TASK -
Emit the line that holds "Enumerate this screenshot's" and all lines following it through the end of the data, verbatim, and nothing else.

▶

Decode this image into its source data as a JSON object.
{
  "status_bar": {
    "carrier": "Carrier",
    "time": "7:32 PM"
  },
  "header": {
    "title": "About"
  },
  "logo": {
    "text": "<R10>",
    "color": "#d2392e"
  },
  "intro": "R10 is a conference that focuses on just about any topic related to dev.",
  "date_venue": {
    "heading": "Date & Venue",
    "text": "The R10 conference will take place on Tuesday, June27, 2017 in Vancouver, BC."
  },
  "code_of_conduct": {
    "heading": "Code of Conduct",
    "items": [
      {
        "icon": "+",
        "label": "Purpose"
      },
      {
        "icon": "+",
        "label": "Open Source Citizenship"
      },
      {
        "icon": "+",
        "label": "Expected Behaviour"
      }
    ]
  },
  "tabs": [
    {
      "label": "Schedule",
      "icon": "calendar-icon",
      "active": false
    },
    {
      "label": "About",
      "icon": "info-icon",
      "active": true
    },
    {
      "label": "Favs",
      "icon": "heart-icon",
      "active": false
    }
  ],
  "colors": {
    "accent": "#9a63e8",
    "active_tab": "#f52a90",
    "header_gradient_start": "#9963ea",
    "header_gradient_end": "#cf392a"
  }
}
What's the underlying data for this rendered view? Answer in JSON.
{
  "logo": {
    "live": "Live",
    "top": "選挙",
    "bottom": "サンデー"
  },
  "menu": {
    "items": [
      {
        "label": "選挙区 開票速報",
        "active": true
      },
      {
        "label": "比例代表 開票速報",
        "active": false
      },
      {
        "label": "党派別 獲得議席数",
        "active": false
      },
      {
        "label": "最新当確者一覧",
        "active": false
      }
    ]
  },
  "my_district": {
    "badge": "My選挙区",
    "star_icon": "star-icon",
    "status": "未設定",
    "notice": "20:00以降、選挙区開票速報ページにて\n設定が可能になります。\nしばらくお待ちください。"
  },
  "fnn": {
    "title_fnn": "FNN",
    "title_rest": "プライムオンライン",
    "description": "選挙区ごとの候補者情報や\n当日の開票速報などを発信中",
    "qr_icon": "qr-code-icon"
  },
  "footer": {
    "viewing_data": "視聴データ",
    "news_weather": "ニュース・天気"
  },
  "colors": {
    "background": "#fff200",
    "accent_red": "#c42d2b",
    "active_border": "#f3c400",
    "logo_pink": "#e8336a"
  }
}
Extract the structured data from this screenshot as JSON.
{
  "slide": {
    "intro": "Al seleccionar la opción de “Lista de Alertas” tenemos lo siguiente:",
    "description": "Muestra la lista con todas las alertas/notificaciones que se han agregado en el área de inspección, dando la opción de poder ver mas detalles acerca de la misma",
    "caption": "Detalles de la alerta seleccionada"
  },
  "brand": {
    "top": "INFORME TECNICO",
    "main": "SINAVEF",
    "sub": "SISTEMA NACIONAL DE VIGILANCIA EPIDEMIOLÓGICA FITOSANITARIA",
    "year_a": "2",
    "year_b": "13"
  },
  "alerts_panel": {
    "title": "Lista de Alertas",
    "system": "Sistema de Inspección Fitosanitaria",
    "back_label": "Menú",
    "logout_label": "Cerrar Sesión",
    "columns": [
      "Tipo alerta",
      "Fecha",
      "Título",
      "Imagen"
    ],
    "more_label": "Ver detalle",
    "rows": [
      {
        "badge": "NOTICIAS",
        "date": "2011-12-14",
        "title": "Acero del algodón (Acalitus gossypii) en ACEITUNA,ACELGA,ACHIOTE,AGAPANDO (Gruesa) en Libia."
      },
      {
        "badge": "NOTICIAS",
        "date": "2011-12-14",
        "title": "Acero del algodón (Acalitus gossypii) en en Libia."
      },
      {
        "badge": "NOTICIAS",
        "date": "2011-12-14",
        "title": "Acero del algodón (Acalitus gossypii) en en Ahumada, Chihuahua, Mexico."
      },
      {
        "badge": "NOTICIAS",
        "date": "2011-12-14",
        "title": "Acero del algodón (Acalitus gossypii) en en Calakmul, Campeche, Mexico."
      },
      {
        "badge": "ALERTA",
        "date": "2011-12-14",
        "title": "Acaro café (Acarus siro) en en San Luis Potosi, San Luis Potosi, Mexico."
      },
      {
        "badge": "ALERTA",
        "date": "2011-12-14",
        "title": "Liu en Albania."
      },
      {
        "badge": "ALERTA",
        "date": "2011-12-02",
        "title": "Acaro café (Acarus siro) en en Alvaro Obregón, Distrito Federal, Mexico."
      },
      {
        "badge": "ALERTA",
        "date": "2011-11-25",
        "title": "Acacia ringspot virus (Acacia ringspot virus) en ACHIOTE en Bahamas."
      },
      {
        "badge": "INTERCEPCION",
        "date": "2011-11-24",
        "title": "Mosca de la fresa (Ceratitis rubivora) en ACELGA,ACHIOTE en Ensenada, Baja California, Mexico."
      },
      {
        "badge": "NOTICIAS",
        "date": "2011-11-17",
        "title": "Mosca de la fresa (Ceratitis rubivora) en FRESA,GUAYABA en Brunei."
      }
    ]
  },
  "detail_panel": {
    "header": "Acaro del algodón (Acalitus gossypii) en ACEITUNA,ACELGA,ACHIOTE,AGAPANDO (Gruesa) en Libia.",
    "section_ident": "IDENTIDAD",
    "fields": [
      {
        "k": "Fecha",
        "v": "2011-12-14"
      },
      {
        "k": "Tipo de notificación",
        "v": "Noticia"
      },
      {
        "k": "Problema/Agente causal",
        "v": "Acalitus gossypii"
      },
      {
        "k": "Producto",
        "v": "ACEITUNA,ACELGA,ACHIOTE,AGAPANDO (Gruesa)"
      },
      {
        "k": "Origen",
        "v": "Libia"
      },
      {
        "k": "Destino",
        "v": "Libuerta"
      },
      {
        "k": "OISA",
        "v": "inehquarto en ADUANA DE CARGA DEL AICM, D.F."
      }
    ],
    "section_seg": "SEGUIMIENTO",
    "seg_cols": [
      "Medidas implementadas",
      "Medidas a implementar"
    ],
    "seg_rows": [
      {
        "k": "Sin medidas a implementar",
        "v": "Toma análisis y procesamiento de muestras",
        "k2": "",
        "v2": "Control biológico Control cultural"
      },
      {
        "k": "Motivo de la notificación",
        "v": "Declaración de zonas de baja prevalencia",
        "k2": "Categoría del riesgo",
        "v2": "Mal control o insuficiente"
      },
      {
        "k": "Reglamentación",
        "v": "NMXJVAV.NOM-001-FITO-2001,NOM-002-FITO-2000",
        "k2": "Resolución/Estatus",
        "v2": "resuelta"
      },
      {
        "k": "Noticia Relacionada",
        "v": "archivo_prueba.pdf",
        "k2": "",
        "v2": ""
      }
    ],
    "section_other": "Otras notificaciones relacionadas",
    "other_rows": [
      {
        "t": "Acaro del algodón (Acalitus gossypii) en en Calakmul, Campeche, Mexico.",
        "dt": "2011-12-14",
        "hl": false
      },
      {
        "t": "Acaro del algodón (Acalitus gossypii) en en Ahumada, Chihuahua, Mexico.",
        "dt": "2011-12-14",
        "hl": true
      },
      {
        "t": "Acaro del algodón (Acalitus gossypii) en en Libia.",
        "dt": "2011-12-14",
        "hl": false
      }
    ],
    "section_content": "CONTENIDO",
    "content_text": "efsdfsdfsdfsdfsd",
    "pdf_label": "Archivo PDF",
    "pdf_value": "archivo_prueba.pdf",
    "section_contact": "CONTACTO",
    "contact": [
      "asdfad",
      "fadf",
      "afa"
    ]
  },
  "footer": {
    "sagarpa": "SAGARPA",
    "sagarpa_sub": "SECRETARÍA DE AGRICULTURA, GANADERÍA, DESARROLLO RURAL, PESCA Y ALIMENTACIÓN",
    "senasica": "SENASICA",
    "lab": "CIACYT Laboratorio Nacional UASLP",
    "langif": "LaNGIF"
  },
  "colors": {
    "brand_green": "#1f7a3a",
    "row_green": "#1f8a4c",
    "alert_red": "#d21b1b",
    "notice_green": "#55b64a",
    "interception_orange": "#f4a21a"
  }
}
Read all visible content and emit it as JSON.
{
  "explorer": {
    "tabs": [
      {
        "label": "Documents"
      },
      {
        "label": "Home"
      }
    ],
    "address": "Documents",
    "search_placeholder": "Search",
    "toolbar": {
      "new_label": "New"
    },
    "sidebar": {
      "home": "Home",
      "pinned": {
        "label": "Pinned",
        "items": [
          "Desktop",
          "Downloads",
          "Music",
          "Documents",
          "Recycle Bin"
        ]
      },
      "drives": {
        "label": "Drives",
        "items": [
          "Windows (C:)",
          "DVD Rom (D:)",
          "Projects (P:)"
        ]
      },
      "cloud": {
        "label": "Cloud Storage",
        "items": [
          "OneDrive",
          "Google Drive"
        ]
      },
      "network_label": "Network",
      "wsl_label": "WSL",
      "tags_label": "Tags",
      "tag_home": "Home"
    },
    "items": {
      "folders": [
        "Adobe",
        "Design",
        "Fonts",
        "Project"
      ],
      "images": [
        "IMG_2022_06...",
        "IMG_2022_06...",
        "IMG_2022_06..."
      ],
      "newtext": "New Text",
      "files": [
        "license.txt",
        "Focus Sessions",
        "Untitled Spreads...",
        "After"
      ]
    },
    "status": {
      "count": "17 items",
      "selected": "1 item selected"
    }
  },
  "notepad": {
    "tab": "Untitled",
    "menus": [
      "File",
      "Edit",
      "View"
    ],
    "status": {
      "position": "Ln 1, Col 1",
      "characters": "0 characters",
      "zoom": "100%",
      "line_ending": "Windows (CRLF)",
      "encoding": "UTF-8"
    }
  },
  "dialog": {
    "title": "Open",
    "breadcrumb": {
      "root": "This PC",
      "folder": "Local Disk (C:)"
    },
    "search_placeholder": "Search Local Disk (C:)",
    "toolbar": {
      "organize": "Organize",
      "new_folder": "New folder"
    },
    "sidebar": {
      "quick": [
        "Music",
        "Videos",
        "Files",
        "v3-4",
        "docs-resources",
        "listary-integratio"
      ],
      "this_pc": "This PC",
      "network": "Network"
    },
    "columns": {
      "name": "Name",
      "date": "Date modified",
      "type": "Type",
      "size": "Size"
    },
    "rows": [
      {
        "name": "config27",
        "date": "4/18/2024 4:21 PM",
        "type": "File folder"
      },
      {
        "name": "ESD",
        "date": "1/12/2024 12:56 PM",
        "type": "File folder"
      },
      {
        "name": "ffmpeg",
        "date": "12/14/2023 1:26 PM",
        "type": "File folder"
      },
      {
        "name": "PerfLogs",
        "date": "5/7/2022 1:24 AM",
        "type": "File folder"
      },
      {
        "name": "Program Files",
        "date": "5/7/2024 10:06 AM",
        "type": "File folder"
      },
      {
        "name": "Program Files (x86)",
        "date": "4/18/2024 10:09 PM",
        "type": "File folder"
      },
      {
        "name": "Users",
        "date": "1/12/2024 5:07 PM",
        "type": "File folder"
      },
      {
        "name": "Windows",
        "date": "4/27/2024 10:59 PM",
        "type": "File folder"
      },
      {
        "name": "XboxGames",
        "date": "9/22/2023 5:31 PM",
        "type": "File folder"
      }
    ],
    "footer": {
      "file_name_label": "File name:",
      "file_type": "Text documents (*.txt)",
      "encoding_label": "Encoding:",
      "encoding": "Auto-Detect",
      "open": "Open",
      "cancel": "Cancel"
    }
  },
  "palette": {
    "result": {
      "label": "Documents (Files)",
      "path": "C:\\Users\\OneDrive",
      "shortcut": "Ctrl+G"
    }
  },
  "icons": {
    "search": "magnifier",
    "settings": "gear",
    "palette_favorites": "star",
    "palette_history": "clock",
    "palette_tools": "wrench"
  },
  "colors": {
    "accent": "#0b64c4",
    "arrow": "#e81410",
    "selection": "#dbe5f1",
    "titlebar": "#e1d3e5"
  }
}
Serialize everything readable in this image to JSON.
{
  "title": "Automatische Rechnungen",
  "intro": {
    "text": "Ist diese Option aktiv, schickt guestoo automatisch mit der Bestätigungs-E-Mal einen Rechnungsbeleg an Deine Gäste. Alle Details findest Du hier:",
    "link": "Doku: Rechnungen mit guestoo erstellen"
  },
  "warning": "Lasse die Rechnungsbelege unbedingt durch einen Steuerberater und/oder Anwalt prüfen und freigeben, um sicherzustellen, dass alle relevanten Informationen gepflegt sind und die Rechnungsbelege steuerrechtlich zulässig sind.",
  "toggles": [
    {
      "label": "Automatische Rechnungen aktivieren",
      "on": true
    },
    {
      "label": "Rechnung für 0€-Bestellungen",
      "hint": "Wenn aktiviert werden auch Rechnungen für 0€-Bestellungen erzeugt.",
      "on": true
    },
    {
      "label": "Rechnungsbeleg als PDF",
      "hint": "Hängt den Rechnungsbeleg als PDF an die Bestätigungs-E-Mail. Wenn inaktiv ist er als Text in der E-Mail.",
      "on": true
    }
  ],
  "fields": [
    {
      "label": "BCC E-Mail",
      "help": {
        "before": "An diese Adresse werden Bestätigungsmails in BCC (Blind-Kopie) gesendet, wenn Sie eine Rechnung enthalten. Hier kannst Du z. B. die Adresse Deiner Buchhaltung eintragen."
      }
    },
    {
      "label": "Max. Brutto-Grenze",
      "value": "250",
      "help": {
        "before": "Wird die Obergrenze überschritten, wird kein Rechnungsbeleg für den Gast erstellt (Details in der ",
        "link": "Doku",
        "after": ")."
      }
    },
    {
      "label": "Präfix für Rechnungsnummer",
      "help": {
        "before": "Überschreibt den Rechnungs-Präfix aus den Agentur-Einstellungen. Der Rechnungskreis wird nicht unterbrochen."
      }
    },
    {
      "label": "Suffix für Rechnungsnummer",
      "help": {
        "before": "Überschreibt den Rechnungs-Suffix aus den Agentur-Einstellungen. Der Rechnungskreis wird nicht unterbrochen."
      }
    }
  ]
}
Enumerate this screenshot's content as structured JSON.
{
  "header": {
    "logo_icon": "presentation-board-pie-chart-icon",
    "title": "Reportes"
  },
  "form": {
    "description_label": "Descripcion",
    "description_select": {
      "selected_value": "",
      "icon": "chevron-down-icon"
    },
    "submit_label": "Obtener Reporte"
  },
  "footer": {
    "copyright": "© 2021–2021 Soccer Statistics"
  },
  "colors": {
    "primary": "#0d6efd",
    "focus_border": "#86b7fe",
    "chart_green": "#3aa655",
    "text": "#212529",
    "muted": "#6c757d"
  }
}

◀

RESPONSE -
Enumerate this screenshot's content as structured JSON.
{
  "header": {
    "logo_icon": "presentation-board-pie-chart-icon",
    "title": "Reportes"
  },
  "form": {
    "description_label": "Descripcion",
    "description_select": {
      "selected_value": "",
      "icon": "chevron-down-icon"
    },
    "submit_label": "Obtener Reporte"
  },
  "footer": {
    "copyright": "© 2021–2021 Soccer Statistics"
  },
  "colors": {
    "primary": "#0d6efd",
    "focus_border": "#86b7fe",
    "chart_green": "#3aa655",
    "text": "#212529",
    "muted": "#6c757d"
  }
}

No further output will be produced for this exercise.